What I’ve consistently loved about Dan Slott’s work as head writer on Amazing Spider-Man is his ability to take risks while simultaneously telling a story that feels connected to the heart and soul of a superhero universe that is approaching its 50th birthday this summer. Here, in the first installment of Ends of the Earth, Slott kicks off a story that, just through its title, implicates an apocalyptical scenario, and yet he has the stones to play off the sympathies of a near-death Doctor Octopus by suggesting, that maybe, possibly, if you listen to anyone else by Spider-Man, Ock is really looking to SAVE humanity for his final act on this planet, not destroy it.
By casting doubt on what Ock’s endgame is, Slott creates conflict over the idea of whether or not there’s real conflict. And I think that’s brilliant. Whereas last summer’s Spider Island was a true joyride from start to finish, the clear and present danger was always clear – Manhattan acquired a Spider-Man virus which turned people into giant spiders. Something needed to be done about this, and ultimately it took Spidey, Mary Jane, Venom, the Avengers, Fantastic Four, Anti-Venom, Kaine and others to band together and utilize their strengths to overcome the Spider Queen and the infestation. With Ends of the Earth, we end the first part with a new-suited Spidey walking into Avengers mansion and asking his teammates to assemble, yet prior to his arrival, the group is debating the merits of whether or not Ock and the Sinister Six are an actual threat.
Additionally, we can’t even be so sure that Ock’s master plan as revealed in ASM #682 – to accelerate the affects of global warming on the planet OR develop the technology to save humanity from global warming – is even the legitimate master plan that the Sinister Six has been methodically developing since they reappeared in last year’s “Big Time” arc. So not only are we the readers left questioning whether or not Ock’s request to save humanity is a ruse, but we don’t even know if this ruse is a ruse disguising a plan that’s even more diabolical than accelerating the impacts of global warming on North and South America.

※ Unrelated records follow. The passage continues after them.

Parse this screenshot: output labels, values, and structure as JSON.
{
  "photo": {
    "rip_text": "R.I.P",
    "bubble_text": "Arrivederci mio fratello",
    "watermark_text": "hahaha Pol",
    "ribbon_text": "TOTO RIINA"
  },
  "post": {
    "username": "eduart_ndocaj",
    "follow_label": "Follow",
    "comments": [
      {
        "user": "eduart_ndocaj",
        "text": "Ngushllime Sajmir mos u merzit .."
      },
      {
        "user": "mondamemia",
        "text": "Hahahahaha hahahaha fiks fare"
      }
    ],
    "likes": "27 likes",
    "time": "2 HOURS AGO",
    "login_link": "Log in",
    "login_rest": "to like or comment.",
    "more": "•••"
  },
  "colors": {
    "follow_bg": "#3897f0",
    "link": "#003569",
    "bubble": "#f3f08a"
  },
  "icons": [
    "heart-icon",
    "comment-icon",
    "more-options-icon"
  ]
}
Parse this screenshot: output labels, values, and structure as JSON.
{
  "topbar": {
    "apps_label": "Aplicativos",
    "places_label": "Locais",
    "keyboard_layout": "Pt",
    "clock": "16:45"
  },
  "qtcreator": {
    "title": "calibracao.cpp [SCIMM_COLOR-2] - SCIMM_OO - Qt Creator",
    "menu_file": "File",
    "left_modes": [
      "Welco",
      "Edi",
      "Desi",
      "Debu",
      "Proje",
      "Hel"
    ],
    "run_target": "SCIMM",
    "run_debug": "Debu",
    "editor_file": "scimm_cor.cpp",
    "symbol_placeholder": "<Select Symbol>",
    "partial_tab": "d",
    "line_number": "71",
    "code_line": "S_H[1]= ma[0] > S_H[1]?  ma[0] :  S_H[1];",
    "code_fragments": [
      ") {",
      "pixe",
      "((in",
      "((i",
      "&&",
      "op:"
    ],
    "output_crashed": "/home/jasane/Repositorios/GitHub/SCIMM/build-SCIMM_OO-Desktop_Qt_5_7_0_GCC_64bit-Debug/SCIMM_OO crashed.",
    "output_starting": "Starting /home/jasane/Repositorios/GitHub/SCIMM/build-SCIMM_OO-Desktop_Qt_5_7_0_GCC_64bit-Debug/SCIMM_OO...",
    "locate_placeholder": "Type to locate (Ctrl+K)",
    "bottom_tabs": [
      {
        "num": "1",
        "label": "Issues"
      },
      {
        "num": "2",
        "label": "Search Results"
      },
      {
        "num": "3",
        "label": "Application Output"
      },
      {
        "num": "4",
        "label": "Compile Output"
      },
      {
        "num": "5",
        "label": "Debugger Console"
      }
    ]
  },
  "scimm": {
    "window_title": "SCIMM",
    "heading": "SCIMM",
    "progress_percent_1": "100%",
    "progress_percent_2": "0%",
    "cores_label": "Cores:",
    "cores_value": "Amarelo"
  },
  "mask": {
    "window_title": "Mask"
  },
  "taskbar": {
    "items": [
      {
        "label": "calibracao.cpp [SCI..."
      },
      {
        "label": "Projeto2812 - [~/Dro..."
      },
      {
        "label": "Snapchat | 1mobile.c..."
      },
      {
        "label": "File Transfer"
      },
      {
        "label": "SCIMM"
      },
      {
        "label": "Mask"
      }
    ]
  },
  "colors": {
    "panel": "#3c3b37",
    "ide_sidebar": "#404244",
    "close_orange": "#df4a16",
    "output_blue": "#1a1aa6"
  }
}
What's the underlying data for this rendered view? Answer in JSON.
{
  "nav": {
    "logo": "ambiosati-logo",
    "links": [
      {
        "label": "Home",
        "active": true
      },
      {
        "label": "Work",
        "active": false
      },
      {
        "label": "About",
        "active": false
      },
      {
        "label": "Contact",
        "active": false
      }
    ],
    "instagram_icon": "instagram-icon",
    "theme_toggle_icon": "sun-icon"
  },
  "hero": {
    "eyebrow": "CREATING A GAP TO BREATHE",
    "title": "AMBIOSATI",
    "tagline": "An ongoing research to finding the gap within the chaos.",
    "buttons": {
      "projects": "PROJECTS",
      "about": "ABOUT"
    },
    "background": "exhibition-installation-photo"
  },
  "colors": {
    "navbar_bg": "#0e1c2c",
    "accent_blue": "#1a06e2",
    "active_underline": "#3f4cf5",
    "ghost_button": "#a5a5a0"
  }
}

Meanwhile, Slott weaves this story of misdirection to kick off an epic storyline with some familiar themes and tropes – J. Jonah Jameson once again interfering in the life of Spider-Man, this time by threatening to shut down the current workplace of Peter Parker, Horizon Labs. Or when everyday citizens of New York question whether or not Spidey has their best interests in heart when they complain about how the last time he stopped Doctor Octopus, he ruined the one instance where the subways were running on time in NYC. These storylines feel so familiar to long-time ASM readers because the premise of New Yorkers distrusting Spider-Man, or Jameson as a raging nutcase have been done so many times over – yet Slott keeps them fresh by weaving them into different kinds of storylines.
The bottom line is ASM #682 is as much as an attention-grabber you can ask for when you’re trying to introduce a brand new storyline that’s designed to carry your comic book through the next three months up until a multi-million dollar motion picture based on the character is set to debut at the box office. There’s no question that Marvel is trying to get out ahead of the Spider-Man movie by launching an arc that’s more reminiscent of a summer story a few months early but Slott, as has been the cast for more than a year now, brings the goods and has set the table for what may be the best Sinister Six storyline since the original one that debuted in Annual #1.